▸ Description of the task
Pick each line that has "icon" out of the records.

▸ Available data
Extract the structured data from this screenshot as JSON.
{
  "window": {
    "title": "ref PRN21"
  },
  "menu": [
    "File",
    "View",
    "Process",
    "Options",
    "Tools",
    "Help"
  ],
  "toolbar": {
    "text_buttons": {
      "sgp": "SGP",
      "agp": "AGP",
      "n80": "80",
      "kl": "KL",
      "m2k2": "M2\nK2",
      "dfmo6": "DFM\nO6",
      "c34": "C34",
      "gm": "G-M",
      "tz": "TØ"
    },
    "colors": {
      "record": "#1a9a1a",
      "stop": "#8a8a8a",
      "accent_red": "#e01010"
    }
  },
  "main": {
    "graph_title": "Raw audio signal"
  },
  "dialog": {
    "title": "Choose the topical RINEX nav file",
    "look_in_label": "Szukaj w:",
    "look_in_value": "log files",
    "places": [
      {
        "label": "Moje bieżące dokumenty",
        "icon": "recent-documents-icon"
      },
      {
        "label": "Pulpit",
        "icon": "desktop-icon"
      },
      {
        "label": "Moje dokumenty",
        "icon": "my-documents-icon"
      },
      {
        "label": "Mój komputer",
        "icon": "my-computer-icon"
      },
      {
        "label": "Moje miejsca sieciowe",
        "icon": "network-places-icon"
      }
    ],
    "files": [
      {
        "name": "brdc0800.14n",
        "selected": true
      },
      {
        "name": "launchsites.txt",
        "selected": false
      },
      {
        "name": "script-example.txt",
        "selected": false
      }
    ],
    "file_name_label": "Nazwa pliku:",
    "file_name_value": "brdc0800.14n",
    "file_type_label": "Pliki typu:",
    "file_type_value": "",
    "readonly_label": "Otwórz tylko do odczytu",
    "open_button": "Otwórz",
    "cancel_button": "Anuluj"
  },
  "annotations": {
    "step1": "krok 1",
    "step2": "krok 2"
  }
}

▸ Solution to the exercise
        "icon": "recent-documents-icon"
        "icon": "desktop-icon"
        "icon": "my-documents-icon"
        "icon": "my-computer-icon"
        "icon": "network-places-icon"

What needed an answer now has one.